[Saved data entries]

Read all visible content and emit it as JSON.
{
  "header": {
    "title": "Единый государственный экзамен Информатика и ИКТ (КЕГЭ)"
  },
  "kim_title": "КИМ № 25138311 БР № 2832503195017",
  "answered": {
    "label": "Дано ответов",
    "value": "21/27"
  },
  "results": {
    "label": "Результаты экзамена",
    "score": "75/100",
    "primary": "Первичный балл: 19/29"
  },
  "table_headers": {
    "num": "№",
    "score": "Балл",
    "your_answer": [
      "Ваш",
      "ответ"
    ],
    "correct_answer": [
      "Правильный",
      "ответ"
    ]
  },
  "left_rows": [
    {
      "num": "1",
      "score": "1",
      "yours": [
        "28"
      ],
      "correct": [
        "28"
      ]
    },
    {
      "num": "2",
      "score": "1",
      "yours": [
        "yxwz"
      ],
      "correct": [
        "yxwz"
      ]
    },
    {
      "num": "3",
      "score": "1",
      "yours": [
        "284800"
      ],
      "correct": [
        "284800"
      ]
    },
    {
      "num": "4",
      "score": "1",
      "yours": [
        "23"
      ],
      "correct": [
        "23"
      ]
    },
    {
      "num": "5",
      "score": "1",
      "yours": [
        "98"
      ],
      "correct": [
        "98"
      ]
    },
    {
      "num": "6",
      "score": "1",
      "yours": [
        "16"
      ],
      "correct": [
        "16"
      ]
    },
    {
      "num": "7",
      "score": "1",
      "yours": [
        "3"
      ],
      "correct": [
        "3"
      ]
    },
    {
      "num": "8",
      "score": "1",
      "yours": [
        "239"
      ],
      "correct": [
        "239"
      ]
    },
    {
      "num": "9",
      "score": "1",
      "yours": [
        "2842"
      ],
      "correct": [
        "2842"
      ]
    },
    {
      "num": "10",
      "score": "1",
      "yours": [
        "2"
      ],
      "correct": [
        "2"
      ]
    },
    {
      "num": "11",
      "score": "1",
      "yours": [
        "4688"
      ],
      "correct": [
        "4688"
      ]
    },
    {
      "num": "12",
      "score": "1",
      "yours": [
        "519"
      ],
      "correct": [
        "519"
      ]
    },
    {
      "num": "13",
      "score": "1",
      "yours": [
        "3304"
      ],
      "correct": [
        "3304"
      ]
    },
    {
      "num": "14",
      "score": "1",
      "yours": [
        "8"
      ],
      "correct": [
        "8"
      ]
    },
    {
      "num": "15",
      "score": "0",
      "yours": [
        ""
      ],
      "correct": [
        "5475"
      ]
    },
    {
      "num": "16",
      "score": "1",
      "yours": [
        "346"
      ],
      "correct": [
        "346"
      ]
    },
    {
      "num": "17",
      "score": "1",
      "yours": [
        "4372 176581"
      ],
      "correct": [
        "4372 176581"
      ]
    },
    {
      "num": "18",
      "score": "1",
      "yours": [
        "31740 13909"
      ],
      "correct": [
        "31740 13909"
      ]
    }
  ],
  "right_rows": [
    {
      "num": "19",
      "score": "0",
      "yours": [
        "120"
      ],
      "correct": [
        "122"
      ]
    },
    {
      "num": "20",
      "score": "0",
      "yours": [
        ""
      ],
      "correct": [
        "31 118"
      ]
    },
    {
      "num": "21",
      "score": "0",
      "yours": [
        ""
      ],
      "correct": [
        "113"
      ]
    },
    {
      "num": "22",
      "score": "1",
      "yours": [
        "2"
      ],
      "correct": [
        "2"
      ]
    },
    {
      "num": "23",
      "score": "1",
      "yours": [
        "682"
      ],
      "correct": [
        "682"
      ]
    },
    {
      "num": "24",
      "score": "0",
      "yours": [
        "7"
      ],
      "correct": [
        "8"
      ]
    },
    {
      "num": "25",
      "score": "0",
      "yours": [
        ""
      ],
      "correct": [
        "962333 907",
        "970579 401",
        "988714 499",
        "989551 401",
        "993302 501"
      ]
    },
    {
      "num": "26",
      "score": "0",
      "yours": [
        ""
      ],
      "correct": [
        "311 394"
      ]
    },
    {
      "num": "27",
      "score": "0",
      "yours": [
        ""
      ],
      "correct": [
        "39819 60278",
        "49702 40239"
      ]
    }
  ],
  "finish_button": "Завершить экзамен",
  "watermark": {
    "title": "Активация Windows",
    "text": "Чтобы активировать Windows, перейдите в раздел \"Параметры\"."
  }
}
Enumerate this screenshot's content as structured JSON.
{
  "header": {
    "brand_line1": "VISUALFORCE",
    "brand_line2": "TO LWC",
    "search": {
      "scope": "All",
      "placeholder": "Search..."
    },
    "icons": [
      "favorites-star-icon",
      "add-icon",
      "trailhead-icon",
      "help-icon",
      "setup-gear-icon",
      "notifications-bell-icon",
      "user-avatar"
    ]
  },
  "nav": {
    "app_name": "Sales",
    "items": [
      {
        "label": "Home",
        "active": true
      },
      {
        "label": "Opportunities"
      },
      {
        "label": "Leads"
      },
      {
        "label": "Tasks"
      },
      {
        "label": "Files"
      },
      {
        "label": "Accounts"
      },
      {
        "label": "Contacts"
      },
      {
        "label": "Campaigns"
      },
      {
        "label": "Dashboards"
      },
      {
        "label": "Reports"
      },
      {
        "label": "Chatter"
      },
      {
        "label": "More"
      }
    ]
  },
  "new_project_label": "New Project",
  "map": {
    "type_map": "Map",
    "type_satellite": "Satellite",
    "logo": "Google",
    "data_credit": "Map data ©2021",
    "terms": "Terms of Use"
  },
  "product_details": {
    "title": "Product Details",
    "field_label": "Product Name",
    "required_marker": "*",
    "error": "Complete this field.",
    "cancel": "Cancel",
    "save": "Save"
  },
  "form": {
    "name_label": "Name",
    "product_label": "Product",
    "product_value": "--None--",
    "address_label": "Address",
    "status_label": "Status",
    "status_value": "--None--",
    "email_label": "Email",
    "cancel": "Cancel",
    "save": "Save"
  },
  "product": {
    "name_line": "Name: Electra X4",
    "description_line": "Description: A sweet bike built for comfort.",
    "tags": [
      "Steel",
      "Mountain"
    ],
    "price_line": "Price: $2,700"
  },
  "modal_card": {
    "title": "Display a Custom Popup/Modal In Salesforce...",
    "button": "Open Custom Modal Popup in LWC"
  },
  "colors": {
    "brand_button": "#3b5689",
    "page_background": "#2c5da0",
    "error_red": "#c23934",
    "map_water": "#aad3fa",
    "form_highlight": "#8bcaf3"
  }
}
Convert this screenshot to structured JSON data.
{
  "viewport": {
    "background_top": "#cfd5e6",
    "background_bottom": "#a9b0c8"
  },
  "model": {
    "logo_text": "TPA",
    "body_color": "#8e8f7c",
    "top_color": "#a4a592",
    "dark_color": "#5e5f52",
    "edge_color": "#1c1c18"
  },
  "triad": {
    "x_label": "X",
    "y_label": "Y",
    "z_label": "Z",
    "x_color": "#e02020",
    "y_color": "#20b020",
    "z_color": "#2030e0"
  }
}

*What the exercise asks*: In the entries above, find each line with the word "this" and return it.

*Exercise response*:
Enumerate this screenshot's content as structured JSON.
    "error": "Complete this field.",
Convert this screenshot to structured JSON data.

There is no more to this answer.